  • Lay out all your materials, making especially sure to put your paint in squirt bottles.  If you don't have any on hand, you could save and use old ketchup bottles or you buy some at any art supply store.  I have some almost exactly like these, I bought from Discount School Supply last year.  They were about 35 cents each, and work very well. (If you happen to have any inexpensive hair gel, add a squirt or two or three, to each paint bottle.  It makes the paint stay very shiny, even after it is dry.)
  • Cut the paper plates, if necessary, so they fit neatly the inside of the salad spinner.  You may have to scrunch them a bit to get them in and out.
  • Place one of the plates into the spinner for a child.  (Or if she is old enough, perhaps you can instruct the child to do this alone.)
  • Ask the child to select the colors he or she would like to use, and to squirt a bit of each color onto the top of the plate.  This was the tricky part for me.  I wanted the children to feel free to use the paint just as they wished, but if they used too much, there wouldn't be any room on the plate for the little "rivers" to extend out from the pool in the middle! I decided to just try to warn them about the "dangers" of too much paint and hope for the best.  They did pretty well!

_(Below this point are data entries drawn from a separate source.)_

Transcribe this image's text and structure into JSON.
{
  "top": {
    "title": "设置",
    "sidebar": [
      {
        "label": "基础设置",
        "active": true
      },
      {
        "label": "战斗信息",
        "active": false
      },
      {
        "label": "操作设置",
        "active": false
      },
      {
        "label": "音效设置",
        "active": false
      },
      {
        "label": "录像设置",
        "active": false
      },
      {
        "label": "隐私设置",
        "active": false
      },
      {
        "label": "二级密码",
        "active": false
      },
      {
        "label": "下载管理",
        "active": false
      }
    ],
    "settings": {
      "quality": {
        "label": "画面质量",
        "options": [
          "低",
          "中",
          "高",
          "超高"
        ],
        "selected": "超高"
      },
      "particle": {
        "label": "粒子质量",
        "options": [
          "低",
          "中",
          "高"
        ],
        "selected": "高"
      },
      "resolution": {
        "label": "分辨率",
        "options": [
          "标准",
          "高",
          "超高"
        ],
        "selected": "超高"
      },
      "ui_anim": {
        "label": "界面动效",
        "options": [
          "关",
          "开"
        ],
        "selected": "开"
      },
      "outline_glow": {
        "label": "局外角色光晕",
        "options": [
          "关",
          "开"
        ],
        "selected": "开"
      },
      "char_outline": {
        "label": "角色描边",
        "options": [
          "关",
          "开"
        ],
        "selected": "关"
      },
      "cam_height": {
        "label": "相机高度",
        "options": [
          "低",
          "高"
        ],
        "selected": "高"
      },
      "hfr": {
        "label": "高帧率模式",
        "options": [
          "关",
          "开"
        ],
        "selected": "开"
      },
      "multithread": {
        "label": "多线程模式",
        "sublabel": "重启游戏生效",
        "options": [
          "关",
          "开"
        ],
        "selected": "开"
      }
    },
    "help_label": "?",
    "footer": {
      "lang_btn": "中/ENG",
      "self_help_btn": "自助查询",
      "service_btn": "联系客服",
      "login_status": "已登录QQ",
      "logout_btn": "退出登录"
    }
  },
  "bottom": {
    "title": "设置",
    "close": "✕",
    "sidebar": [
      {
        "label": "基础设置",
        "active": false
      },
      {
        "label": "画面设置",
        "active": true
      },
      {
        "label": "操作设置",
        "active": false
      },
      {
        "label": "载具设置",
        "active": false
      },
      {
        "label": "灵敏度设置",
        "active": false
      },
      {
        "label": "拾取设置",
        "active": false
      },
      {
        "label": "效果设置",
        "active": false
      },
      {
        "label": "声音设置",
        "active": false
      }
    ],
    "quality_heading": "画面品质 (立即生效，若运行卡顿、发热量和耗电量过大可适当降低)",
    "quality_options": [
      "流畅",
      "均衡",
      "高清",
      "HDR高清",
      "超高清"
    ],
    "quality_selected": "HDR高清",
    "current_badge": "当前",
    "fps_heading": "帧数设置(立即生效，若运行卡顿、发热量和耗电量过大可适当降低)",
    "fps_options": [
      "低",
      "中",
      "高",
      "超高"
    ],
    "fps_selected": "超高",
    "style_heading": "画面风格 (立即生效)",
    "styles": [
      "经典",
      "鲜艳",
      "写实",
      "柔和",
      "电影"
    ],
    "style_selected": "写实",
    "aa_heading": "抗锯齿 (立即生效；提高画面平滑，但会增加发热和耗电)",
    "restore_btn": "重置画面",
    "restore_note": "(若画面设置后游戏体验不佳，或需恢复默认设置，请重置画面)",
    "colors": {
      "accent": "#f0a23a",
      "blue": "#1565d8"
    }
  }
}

  • Have a helper hold an extra paper plate over the top of the spinner if it doesn't have a top, as sometimes the paint does tend to fly out a bit.

  • The child holds the spinner handle in one hand and with the other pulls the string in and out and in and out . . .
  • Ta da!!!

  • If you wish you could of course, add glitter to the wet paint.  Glitter makes everything even better, right?  : )
  • After these gorgeous wings dried, the children chose a bird body which I had pre-cut these out of construction paper.  They glued the body and wings to a large piece of sky, and added a small orange beak and feathers.  Our students also liked the idea of adding clouds to the sky so we used some old pillow stuffing for that.  You could also add pipe cleaner feet or string for nest making to the beak . . .  the sky is the limit! 

I hope you have fun making some Spinny Birds too!